I love the activities you've suggested for going out to seek those signs of spring! Thanks so much for featuring On a Snow-Melting Day.ReplyDelete
Thanks for sharing the inspiration for this lyrical book. And the "Beyond the Book" activities you suggest are stellar!ReplyDelete
I just saw this book in a list of new titles at Kidlit Frenzy. It's on my TBR pile, now. Thanks for asking how this book came to be. It was interesting to hear how it began with StoryStorm 2018, and how quickly it arrived on the shelves.ReplyDelete
How I love hearing how story storm ideas become books. It's super encouraging, and the language here is delightful.ReplyDelete
This sounds lovely! Perfect for an inquiry-based kindergarten class!ReplyDelete
Another lyrical nonfiction PB today! I enjoyed the author's comments. What a fun way to turn "what you see" into a book. I love the cover and so will kids.ReplyDelete
This is a really beautifully photographed and written ode to the change from winter to spring. Glad you featured it!ReplyDelete
What a beautiful picture book. I can't wait to share it with my STEM Story Time kids.

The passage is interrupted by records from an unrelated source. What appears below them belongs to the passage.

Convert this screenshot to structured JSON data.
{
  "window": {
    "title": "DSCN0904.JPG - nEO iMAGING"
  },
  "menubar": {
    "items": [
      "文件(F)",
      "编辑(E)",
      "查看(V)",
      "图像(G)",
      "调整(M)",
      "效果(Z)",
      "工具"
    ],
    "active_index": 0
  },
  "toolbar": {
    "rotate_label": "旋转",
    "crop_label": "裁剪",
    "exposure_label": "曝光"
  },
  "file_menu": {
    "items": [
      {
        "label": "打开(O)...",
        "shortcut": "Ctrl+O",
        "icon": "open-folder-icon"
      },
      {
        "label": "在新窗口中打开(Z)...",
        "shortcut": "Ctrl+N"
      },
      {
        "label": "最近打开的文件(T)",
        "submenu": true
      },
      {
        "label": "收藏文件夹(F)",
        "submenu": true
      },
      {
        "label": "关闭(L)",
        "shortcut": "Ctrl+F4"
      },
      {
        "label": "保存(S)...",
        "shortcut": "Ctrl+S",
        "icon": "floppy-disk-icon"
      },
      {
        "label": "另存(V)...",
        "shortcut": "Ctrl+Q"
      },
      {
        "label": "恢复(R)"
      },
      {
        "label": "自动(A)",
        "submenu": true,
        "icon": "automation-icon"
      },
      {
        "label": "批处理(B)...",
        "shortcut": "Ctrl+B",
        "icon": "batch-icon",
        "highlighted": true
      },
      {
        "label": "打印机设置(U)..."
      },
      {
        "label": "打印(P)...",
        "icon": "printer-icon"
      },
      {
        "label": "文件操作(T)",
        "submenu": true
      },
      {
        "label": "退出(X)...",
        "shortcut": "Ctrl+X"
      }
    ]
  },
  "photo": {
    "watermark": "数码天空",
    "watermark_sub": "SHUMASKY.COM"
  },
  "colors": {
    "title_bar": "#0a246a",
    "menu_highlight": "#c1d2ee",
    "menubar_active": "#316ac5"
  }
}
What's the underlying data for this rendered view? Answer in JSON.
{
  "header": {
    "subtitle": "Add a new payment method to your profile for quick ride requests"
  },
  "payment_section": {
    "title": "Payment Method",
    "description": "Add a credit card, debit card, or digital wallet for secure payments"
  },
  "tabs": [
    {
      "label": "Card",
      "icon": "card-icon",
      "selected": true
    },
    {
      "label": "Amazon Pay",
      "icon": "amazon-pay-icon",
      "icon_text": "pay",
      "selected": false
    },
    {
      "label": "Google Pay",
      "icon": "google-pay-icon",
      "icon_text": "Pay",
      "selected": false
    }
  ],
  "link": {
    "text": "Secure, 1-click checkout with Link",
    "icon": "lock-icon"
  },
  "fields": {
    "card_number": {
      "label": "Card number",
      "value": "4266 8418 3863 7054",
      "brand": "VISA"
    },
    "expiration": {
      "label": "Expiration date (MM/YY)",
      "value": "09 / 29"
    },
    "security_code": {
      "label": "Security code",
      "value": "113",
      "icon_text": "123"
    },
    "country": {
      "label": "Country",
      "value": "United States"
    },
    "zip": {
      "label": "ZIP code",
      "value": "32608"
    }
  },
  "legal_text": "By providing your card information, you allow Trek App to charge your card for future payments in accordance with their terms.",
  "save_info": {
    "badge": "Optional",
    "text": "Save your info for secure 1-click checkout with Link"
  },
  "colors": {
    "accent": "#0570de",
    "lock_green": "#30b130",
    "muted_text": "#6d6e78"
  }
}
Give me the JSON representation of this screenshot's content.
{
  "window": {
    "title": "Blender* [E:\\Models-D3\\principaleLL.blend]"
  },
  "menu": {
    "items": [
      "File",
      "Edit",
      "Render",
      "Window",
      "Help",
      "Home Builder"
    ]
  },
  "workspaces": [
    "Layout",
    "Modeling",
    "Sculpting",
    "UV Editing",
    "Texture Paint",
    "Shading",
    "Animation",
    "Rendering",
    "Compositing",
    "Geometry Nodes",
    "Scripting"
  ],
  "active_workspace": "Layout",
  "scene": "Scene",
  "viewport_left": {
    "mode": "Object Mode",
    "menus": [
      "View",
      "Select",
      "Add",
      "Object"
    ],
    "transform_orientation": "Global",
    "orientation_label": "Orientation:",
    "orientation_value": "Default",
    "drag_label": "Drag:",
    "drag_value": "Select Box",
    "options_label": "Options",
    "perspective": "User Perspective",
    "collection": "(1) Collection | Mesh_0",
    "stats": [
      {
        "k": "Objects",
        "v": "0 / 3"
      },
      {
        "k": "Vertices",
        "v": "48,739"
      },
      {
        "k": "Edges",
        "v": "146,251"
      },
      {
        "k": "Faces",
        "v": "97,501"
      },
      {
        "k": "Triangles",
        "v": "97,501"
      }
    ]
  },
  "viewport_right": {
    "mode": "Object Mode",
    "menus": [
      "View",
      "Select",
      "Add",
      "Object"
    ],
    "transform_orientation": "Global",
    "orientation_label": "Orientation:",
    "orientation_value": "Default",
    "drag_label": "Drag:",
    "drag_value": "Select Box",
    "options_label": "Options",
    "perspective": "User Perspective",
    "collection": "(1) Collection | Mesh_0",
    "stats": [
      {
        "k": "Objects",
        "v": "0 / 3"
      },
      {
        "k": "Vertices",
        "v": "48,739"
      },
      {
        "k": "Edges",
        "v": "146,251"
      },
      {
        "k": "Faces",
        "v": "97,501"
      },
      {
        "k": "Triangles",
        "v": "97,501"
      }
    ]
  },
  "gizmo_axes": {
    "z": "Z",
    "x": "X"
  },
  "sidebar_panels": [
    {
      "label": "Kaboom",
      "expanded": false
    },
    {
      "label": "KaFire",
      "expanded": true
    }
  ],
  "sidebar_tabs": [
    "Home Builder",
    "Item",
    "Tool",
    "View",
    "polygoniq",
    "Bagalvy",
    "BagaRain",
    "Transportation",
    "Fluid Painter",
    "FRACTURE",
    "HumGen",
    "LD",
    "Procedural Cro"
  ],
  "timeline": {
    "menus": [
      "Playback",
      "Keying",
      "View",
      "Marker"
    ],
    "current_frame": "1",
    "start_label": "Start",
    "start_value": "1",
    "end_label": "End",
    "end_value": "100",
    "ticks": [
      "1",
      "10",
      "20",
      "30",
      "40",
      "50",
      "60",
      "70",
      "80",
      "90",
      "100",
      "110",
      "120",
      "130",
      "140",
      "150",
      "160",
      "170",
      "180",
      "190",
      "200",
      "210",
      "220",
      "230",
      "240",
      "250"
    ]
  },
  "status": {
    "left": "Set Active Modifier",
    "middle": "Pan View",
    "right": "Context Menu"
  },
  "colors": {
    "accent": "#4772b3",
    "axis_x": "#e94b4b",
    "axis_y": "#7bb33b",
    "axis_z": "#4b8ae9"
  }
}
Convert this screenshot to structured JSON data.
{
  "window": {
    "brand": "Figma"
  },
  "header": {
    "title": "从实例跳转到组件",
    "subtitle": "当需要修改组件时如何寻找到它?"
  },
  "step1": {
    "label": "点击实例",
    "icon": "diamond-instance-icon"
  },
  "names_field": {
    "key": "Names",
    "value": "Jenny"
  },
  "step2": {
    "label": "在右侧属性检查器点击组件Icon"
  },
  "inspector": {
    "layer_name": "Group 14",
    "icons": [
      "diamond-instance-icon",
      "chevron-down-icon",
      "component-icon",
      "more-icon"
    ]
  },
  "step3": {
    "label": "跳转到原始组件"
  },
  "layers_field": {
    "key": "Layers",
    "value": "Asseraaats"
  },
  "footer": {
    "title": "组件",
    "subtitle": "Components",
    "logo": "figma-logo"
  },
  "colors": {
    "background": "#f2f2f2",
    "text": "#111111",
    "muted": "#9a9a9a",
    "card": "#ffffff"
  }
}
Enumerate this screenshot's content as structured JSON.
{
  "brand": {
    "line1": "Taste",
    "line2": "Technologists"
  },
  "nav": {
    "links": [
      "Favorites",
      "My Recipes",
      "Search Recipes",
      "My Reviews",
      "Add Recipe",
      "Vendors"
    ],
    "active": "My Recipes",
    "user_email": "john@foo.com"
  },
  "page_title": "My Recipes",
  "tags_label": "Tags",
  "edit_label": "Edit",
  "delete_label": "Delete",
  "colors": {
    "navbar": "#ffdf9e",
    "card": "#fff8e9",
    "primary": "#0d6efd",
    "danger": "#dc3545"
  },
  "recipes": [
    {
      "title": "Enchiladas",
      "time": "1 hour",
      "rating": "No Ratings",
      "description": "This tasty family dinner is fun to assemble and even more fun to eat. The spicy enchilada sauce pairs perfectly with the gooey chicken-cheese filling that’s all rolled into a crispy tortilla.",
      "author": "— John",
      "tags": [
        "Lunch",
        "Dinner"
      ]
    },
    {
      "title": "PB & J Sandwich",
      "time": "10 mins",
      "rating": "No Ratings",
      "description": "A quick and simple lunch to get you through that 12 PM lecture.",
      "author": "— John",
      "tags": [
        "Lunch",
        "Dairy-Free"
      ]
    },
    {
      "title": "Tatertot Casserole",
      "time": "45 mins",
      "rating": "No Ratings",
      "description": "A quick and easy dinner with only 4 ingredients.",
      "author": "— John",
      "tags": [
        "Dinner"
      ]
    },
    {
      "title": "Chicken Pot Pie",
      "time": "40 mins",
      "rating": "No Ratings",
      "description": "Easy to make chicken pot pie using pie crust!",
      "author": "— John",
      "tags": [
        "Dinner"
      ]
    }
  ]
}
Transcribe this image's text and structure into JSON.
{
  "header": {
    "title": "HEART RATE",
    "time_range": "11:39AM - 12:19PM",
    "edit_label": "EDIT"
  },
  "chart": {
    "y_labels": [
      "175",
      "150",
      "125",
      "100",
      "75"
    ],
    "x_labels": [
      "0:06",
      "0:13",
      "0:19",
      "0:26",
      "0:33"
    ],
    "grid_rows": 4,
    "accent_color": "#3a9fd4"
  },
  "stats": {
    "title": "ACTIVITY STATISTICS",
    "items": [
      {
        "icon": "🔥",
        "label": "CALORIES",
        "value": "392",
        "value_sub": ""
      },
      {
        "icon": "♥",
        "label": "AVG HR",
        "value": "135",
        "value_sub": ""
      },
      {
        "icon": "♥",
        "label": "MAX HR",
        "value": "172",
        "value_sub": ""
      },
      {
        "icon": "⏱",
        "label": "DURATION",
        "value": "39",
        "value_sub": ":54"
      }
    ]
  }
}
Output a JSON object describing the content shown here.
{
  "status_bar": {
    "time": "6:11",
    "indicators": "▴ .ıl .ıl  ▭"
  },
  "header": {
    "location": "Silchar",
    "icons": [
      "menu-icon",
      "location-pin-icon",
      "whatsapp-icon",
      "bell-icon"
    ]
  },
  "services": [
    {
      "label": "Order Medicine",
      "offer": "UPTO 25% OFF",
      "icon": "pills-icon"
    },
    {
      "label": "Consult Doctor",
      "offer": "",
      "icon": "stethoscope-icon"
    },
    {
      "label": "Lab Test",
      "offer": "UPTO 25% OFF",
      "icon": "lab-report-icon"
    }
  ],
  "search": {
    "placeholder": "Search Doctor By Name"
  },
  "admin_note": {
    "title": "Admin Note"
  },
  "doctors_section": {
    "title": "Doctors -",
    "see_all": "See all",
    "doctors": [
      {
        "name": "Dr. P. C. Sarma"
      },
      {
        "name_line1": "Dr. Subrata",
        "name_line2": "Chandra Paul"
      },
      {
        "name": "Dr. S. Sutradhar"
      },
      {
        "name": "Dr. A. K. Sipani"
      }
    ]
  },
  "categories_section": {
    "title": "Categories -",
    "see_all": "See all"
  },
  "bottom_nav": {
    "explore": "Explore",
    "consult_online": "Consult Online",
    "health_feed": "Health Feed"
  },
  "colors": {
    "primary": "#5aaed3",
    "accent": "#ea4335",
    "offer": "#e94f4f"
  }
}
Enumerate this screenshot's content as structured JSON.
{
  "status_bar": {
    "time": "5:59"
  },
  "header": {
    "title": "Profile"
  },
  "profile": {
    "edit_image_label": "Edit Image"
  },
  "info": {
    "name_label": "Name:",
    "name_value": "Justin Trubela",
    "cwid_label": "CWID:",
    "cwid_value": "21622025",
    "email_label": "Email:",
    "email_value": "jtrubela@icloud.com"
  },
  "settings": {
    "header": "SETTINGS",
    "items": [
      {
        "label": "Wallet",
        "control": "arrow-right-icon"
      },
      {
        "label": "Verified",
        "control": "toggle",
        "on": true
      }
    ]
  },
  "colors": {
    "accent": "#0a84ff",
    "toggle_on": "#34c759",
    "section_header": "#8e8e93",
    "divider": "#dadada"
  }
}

Enjoyed learning about how Buffy came up with the idea, too.ReplyDelete